WHAT TO WORK ON:
Your answer should repeat every line of the records below in which the word "kind" appears.

MATERIAL SHOWN:
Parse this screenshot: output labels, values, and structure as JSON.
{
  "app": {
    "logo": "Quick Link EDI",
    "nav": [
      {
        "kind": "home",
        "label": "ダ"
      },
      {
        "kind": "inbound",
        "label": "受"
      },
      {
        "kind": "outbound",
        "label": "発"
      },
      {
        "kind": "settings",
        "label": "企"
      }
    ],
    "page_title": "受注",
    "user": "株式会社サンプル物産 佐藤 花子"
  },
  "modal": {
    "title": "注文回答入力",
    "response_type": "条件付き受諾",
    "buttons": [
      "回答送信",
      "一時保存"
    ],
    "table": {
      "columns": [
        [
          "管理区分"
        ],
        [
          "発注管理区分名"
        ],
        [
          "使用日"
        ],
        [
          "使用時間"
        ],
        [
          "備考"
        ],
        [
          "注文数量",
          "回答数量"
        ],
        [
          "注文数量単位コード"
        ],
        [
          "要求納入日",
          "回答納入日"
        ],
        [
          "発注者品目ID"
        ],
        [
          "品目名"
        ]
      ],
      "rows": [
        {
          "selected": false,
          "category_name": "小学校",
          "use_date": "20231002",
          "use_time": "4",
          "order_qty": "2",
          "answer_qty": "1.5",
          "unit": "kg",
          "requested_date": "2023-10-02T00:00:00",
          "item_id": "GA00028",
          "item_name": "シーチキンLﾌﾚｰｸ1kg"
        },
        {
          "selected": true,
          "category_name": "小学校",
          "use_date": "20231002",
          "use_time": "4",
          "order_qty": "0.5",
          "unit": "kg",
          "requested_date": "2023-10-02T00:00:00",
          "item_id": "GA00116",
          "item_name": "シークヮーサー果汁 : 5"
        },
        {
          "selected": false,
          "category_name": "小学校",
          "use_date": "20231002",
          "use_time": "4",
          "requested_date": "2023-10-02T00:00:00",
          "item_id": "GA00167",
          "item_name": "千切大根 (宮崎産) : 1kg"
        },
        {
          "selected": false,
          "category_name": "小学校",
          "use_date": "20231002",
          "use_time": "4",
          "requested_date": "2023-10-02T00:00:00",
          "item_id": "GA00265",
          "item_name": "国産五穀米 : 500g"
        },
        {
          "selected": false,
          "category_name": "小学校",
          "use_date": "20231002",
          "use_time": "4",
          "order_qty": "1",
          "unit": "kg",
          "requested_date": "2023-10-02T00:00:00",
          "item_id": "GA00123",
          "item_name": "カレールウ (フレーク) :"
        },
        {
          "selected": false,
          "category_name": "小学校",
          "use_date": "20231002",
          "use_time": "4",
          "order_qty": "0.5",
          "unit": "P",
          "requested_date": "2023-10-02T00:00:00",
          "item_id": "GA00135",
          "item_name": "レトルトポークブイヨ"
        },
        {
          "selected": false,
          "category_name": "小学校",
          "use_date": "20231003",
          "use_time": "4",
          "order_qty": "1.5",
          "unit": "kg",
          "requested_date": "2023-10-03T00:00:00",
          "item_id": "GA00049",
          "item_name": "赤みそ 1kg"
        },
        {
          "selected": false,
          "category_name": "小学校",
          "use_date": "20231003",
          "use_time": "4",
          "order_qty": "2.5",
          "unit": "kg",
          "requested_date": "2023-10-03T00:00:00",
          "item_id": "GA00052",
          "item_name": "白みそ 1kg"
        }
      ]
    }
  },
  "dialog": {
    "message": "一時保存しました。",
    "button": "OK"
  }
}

WRITTEN REPLY:
        "kind": "home",
        "kind": "inbound",
        "kind": "outbound",
        "kind": "settings",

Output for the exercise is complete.